About this task: Please reproduce every entry, keeping each one exact.

(Beginning of Dataset extract)

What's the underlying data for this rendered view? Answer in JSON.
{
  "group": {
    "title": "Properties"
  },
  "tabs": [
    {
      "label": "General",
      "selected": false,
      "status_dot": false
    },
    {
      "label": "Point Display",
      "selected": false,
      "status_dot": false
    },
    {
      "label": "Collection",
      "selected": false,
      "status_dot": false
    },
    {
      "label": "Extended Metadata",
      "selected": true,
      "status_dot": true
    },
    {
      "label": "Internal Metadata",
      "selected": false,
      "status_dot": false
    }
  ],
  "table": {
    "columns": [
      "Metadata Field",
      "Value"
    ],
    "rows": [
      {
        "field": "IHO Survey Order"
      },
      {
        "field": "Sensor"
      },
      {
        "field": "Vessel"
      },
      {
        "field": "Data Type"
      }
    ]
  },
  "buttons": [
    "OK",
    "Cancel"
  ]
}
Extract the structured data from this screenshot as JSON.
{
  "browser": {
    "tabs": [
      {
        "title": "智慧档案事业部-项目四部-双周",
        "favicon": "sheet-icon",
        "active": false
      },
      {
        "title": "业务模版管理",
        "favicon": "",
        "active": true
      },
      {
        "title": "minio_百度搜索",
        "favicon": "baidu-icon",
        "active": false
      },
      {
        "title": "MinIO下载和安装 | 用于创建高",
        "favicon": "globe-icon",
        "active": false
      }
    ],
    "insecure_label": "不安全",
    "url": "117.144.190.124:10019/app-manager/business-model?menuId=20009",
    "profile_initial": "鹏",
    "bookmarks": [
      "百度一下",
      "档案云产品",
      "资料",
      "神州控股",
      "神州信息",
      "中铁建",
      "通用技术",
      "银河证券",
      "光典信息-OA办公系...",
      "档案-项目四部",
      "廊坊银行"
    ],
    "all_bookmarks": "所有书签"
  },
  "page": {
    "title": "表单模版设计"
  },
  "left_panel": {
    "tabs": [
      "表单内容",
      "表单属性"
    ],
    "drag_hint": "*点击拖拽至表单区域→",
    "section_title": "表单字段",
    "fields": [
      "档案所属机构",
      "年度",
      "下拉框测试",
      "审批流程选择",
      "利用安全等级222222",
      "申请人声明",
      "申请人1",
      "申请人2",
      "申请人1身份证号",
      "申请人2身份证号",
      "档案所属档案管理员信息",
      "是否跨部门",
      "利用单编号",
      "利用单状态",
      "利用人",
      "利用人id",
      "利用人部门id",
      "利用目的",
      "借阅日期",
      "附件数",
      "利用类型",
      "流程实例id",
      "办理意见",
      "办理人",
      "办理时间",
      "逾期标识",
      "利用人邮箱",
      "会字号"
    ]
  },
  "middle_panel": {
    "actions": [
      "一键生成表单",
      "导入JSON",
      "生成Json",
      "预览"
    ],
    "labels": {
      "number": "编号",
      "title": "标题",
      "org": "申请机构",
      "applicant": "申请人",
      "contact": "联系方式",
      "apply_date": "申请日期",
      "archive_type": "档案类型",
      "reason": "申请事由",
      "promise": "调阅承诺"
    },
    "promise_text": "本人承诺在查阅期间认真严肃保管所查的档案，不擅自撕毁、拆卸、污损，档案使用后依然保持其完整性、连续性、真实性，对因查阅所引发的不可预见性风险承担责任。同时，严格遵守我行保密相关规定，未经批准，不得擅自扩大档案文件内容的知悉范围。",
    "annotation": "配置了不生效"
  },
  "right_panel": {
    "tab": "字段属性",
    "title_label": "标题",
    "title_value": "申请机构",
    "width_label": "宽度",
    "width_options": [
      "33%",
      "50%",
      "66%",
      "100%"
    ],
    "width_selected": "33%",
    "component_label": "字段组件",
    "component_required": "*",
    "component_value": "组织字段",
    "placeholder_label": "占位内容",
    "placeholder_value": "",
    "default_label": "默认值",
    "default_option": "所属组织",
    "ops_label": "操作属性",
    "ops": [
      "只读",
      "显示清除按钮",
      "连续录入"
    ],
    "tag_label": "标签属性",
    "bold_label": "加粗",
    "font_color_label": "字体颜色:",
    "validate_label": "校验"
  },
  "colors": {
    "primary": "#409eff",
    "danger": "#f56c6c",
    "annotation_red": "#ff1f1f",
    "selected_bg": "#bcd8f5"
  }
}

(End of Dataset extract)

Problem solution:
What's the underlying data for this rendered view? Answer in JSON.
{
  "group": {
    "title": "Properties"
  },
  "tabs": [
    {
      "label": "General",
      "selected": false,
      "status_dot": false
    },
    {
      "label": "Point Display",
      "selected": false,
      "status_dot": false
    },
    {
      "label": "Collection",
      "selected": false,
      "status_dot": false
    },
    {
      "label": "Extended Metadata",
      "selected": true,
      "status_dot": true
    },
    {
      "label": "Internal Metadata",
      "selected": false,
      "status_dot": false
    }
  ],
  "table": {
    "columns": [
      "Metadata Field",
      "Value"
    ],
    "rows": [
      {
        "field": "IHO Survey Order"
      },
      {
        "field": "Sensor"
      },
      {
        "field": "Vessel"
      },
      {
        "field": "Data Type"
      }
    ]
  },
  "buttons": [
    "OK",
    "Cancel"
  ]
}
Extract the structured data from this screenshot as JSON.
{
  "browser": {
    "tabs": [
      {
        "title": "智慧档案事业部-项目四部-双周",
        "favicon": "sheet-icon",
        "active": false
      },
      {
        "title": "业务模版管理",
        "favicon": "",
        "active": true
      },
      {
        "title": "minio_百度搜索",
        "favicon": "baidu-icon",
        "active": false
      },
      {
        "title": "MinIO下载和安装 | 用于创建高",
        "favicon": "globe-icon",
        "active": false
      }
    ],
    "insecure_label": "不安全",
    "url": "117.144.190.124:10019/app-manager/business-model?menuId=20009",
    "profile_initial": "鹏",
    "bookmarks": [
      "百度一下",
      "档案云产品",
      "资料",
      "神州控股",
      "神州信息",
      "中铁建",
      "通用技术",
      "银河证券",
      "光典信息-OA办公系...",
      "档案-项目四部",
      "廊坊银行"
    ],
    "all_bookmarks": "所有书签"
  },
  "page": {
    "title": "表单模版设计"
  },
  "left_panel": {
    "tabs": [
      "表单内容",
      "表单属性"
    ],
    "drag_hint": "*点击拖拽至表单区域→",
    "section_title": "表单字段",
    "fields": [
      "档案所属机构",
      "年度",
      "下拉框测试",
      "审批流程选择",
      "利用安全等级222222",
      "申请人声明",
      "申请人1",
      "申请人2",
      "申请人1身份证号",
      "申请人2身份证号",
      "档案所属档案管理员信息",
      "是否跨部门",
      "利用单编号",
      "利用单状态",
      "利用人",
      "利用人id",
      "利用人部门id",
      "利用目的",
      "借阅日期",
      "附件数",
      "利用类型",
      "流程实例id",
      "办理意见",
      "办理人",
      "办理时间",
      "逾期标识",
      "利用人邮箱",
      "会字号"
    ]
  },
  "middle_panel": {
    "actions": [
      "一键生成表单",
      "导入JSON",
      "生成Json",
      "预览"
    ],
    "labels": {
      "number": "编号",
      "title": "标题",
      "org": "申请机构",
      "applicant": "申请人",
      "contact": "联系方式",
      "apply_date": "申请日期",
      "archive_type": "档案类型",
      "reason": "申请事由",
      "promise": "调阅承诺"
    },
    "promise_text": "本人承诺在查阅期间认真严肃保管所查的档案，不擅自撕毁、拆卸、污损，档案使用后依然保持其完整性、连续性、真实性，对因查阅所引发的不可预见性风险承担责任。同时，严格遵守我行保密相关规定，未经批准，不得擅自扩大档案文件内容的知悉范围。",
    "annotation": "配置了不生效"
  },
  "right_panel": {
    "tab": "字段属性",
    "title_label": "标题",
    "title_value": "申请机构",
    "width_label": "宽度",
    "width_options": [
      "33%",
      "50%",
      "66%",
      "100%"
    ],
    "width_selected": "33%",
    "component_label": "字段组件",
    "component_required": "*",
    "component_value": "组织字段",
    "placeholder_label": "占位内容",
    "placeholder_value": "",
    "default_label": "默认值",
    "default_option": "所属组织",
    "ops_label": "操作属性",
    "ops": [
      "只读",
      "显示清除按钮",
      "连续录入"
    ],
    "tag_label": "标签属性",
    "bold_label": "加粗",
    "font_color_label": "字体颜色:",
    "validate_label": "校验"
  },
  "colors": {
    "primary": "#409eff",
    "danger": "#f56c6c",
    "annotation_red": "#ff1f1f",
    "selected_bg": "#bcd8f5"
  }
}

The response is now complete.